=== Given entries ===
● ● ● ● ● ● ●

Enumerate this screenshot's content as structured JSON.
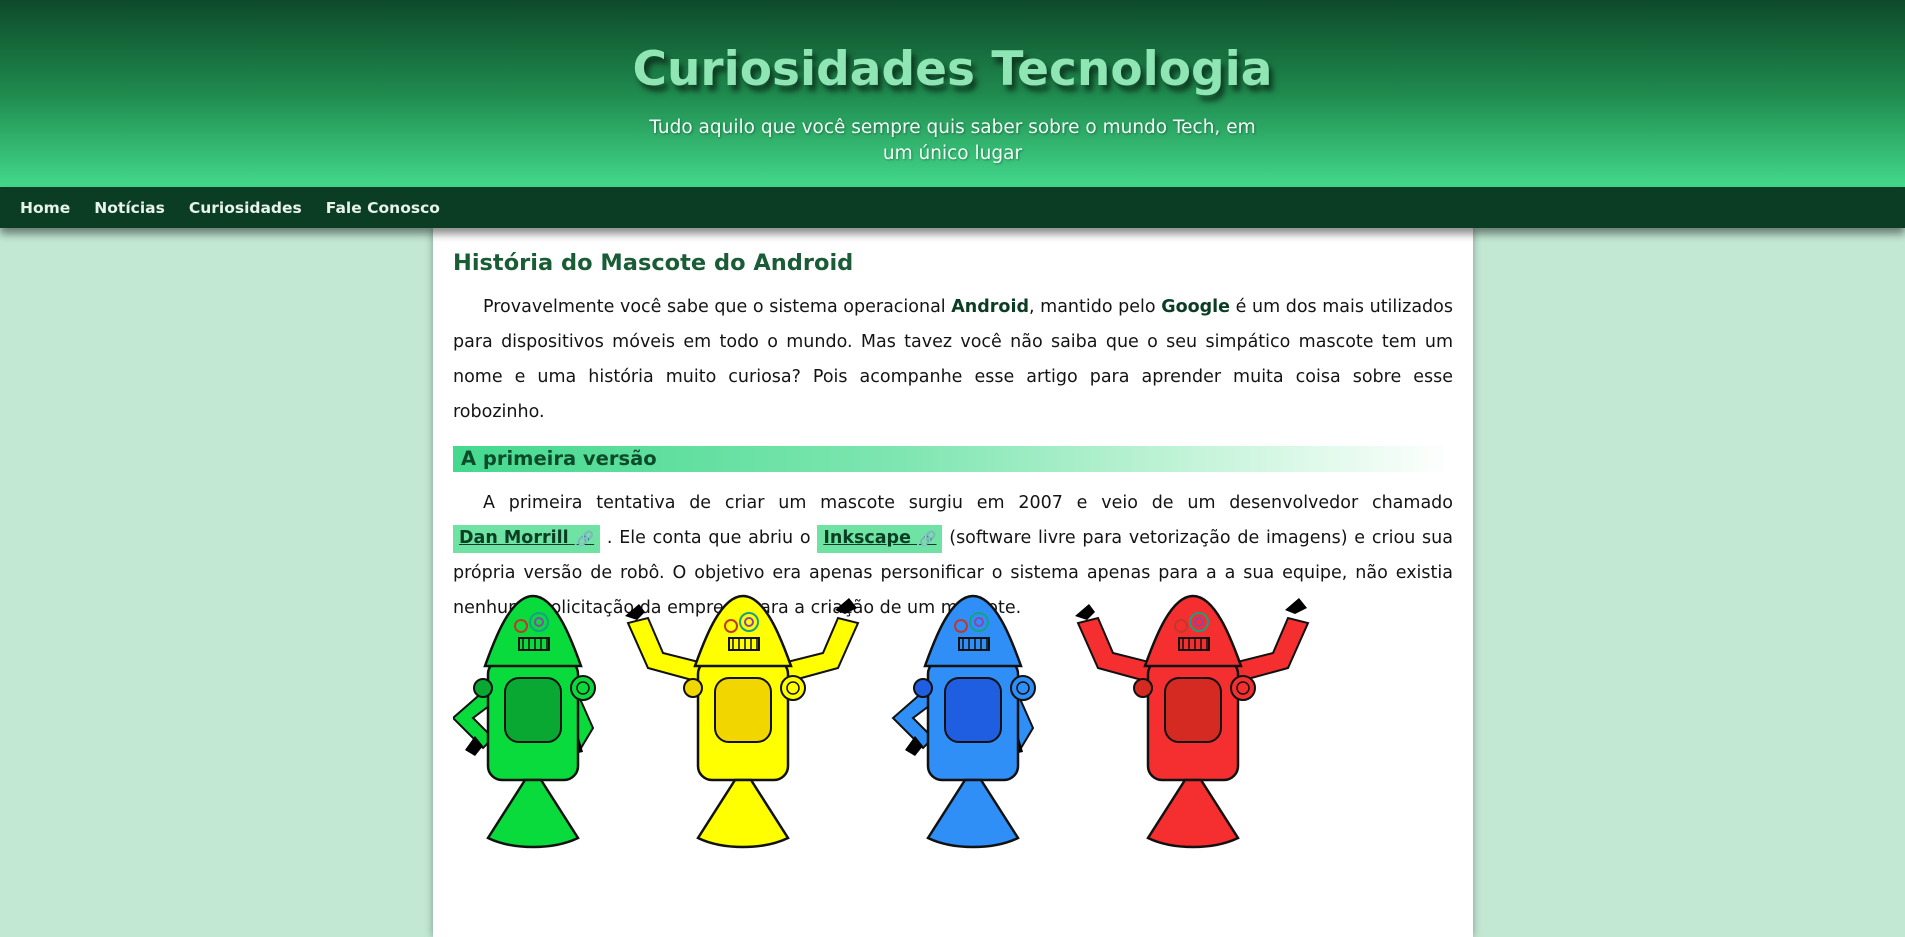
{
  "header": {
    "title": "Curiosidades Tecnologia",
    "subtitle": "Tudo aquilo que você sempre quis saber sobre o mundo Tech, em um único lugar"
  },
  "nav": {
    "items": [
      {
        "label": "Home"
      },
      {
        "label": "Notícias"
      },
      {
        "label": "Curiosidades"
      },
      {
        "label": "Fale Conosco"
      }
    ]
  },
  "article": {
    "title": "História do Mascote do Android",
    "intro": {
      "t1": "Provavelmente você sabe que o sistema operacional ",
      "b1": "Android",
      "t2": ", mantido pelo ",
      "b2": "Google",
      "t3": " é um dos mais utilizados para dispositivos móveis em todo o mundo. Mas tavez você não saiba que o seu simpático mascote tem um nome e uma história muito curiosa? Pois acompanhe esse artigo para aprender muita coisa sobre esse robozinho."
    },
    "section1": {
      "heading": "A primeira versão",
      "t1": "A primeira tentativa de criar um mascote surgiu em 2007 e veio de um desenvolvedor chamado ",
      "link1": "Dan Morrill",
      "t2": " . Ele conta que abriu o ",
      "link2": "Inkscape",
      "t3": " (software livre para vetorização de imagens) e criou sua própria versão de robô. O objetivo era apenas personificar o sistema apenas para a a sua equipe, não existia nenhuma solicitação da empresa para a criação de um mascote.",
      "link_icon": "🔗"
    },
    "image": {
      "robots": [
        {
          "color": "#0adb3c",
          "shade": "#08a832"
        },
        {
          "color": "#ffff00",
          "shade": "#f2d600"
        },
        {
          "color": "#2f8ff7",
          "shade": "#1f5ee0"
        },
        {
          "color": "#f52f2f",
          "shade": "#d42a22"
        }
      ]
    }
  }
}
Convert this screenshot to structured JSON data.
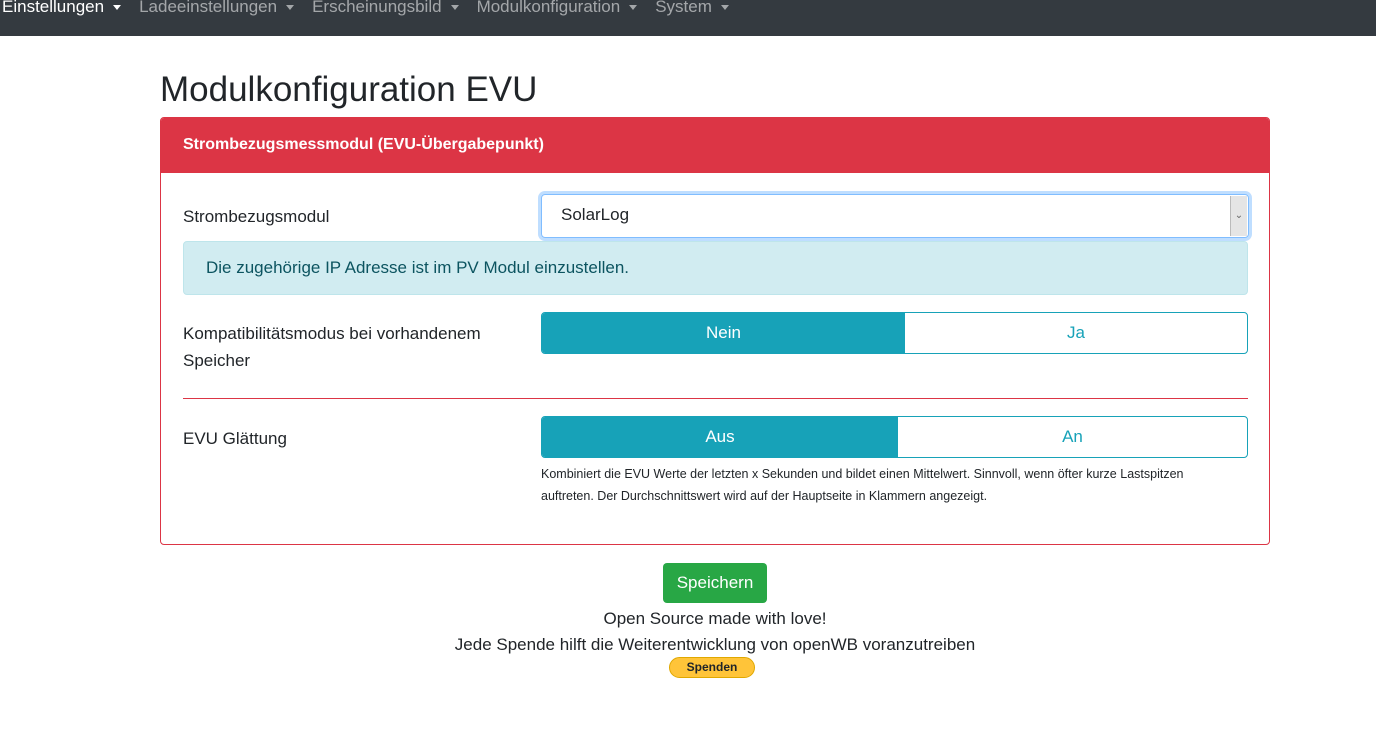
{
  "nav": {
    "items": [
      "Einstellungen",
      "Ladeeinstellungen",
      "Erscheinungsbild",
      "Modulkonfiguration",
      "System"
    ]
  },
  "page_title": "Modulkonfiguration EVU",
  "card": {
    "header": "Strombezugsmessmodul (EVU-Übergabepunkt)",
    "module_label": "Strombezugsmodul",
    "module_value": "SolarLog",
    "info": "Die zugehörige IP Adresse ist im PV Modul einzustellen.",
    "compat_label": "Kompatibilitätsmodus bei vorhandenem Speicher",
    "compat_options": [
      "Nein",
      "Ja"
    ],
    "smooth_label": "EVU Glättung",
    "smooth_options": [
      "Aus",
      "An"
    ],
    "smooth_help": "Kombiniert die EVU Werte der letzten x Sekunden und bildet einen Mittelwert. Sinnvoll, wenn öfter kurze Lastspitzen auftreten. Der Durchschnittswert wird auf der Hauptseite in Klammern angezeigt."
  },
  "save_label": "Speichern",
  "footer": {
    "line1": "Open Source made with love!",
    "line2": "Jede Spende hilft die Weiterentwicklung von openWB voranzutreiben",
    "donate": "Spenden"
  },
  "colors": {
    "danger": "#dc3545",
    "info": "#17a2b8",
    "success": "#28a745"
  }
}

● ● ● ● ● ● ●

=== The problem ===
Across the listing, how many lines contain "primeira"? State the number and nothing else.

=== Response ===
2